If I had my time again, I would probably have spent it studying patristic or medieval theologians. The reason? Reformed theology, at least as developed in the sixteenth and seventeenth centuries, drank deep at the wells of the early fathers and the greats of the Middle Ages; and, ironically, to understand Reformation theology one really needs first to have a good grasp of that which came earlier and which frequently stood in continuity with later Protestant developments. From understanding Christ to living the Christian life, thoughtful Protestantism never cut itself off from the wider Christian tradition. Sadly, more recent Evangelicalism has, by accident or design, frequently isolated itself from such historic sources through a sincerely intended but naively executed commitment to the notion of scriptural sufficiency. This has borne unfortunate fruit. Over recent decades, the movement of many evangelicals to Rome or to Eastern Orthodoxy has been, in part at least, a reaction to such impoverishment of the Christian tradition within evangelical ranks. As people look for historical roots, Evangelicalism seems inadequate to meet the challenge, and such moves, though misguided, are at least understandable.

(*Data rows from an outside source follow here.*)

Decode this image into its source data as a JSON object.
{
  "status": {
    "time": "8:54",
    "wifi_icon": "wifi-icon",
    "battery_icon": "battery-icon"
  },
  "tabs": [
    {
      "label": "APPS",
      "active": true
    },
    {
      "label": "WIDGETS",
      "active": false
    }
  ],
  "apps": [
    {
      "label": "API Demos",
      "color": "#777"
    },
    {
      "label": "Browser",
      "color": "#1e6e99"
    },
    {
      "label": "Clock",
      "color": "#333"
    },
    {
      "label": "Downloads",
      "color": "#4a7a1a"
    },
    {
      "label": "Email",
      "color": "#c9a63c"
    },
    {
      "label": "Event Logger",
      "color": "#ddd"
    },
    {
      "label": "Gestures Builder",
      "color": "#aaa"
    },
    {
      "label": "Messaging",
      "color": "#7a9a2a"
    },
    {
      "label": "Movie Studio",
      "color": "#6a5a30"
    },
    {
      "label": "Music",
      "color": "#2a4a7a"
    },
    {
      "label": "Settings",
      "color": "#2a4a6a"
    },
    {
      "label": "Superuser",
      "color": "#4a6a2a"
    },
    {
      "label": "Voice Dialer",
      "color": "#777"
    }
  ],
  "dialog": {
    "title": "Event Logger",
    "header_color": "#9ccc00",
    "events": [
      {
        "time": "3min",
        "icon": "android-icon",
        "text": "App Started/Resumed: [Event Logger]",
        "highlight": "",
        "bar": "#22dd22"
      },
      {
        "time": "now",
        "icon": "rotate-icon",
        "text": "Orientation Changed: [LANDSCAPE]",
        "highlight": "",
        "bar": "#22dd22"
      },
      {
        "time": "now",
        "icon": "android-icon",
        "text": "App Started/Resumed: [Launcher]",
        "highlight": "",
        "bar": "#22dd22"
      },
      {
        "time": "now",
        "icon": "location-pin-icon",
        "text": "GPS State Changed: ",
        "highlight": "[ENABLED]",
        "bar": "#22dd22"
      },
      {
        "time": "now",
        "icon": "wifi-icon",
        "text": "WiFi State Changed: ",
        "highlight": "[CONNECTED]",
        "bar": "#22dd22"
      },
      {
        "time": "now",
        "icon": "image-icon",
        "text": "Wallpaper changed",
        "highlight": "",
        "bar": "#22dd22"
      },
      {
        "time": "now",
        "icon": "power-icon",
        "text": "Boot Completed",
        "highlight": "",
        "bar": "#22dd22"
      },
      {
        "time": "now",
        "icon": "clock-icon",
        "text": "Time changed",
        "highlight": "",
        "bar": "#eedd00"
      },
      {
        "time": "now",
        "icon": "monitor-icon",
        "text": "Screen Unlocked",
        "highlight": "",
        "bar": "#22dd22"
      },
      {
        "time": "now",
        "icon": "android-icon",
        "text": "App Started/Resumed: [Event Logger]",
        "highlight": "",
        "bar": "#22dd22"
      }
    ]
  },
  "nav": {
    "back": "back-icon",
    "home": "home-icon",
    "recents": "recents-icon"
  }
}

The problem, of course, is how to encourage such interest and knowledge among evangelical people. Even with the easy availability of translations of the fathers, few are going to have the time or the motivation to wade through massive tomes which frequently deal with a world of issues that have long since passed from the scene. There are important lessons of Christology and the Christian life to be gleaned from Irenaeus and Tertullian, but these are frequently hidden in a forest of ideas, polemics, and personalities which will kill the interest of most lay readers within a few pages.
This pastoral issue is one that Thomas Oden has been wrestling with for many years. Even before his move to Evangelicalism, his desire to make the greats of the Christian tradition accessible to others was evident, as in his excellent little collection, The Parables of Kierkegaard. Since then, Oden's evangelical ecumenism has borne great fruit especially in the area of patristics, most notably in his pioneering editorship of the Ancient Christian Commentary series. These volumes have done much to bring the great tradition of patristic exegesis to a wider audience; but, realistically, even these books will be overwhelming to most churchgoers.
That is why this little devotional volume is such a gem. Structured as a weekly devotional that covers a whole calendar year, the book offers helpful quotations from selected fathers, contemporary reflections upon these, and patristic prayers which drive home each chosen topic in the context of personal piety. In other words, this book offers an access point to the patristic tradition which is manageable, practical, and doxological, and which should help to inform the evangelical practice of godliness in a way that is historically and theologically enriching. Oden is not so much arguing for the relevance and usefulness of patristic theology as demonstrating the same. In our pragmatic age, this might well prove to be the most compelling way to persuade Christians of the value of early church theology. Indeed, I did not simply read the book for review, I have been using it for devotions as well and have found it to be helpful, uplifting, and challenging. I intend to recommend it to my early church class next year as an example of how patristic writers can inform contemporary practice.
Of course, the limits of the book are the limits of patristic theology. Classic Protestant distinctives, such as a robust emphasis on justification by grace through faith, and on assurance, are missing; in other words, the book needs to be supplemented with other devotional reading. Further, the move from giving actual dates to using the liturgical calendar for the readings is a little frustrating to a hackneyed Puritan like myself who, beyond knowing the date of Christmas and the approximate location of Easter, wears ignorance of the liturgical calendar as a badge of honor. Yet it should also be noted that the book can be started at any point in the year and still prove helpful.
The church owes Thomas Oden a great debt for his tireless efforts to remind Evangelicalism of the riches of the wider Christian tradition; and this book will hopefully prove his most accessible and popular venture yet in that regard. Buy it; use it; give it away; bring it to the attention of your pastor. And give thanks that you do not have to go to Rome or Athens to connect with patristic riches, as this attractively produced book so ably demonstrates.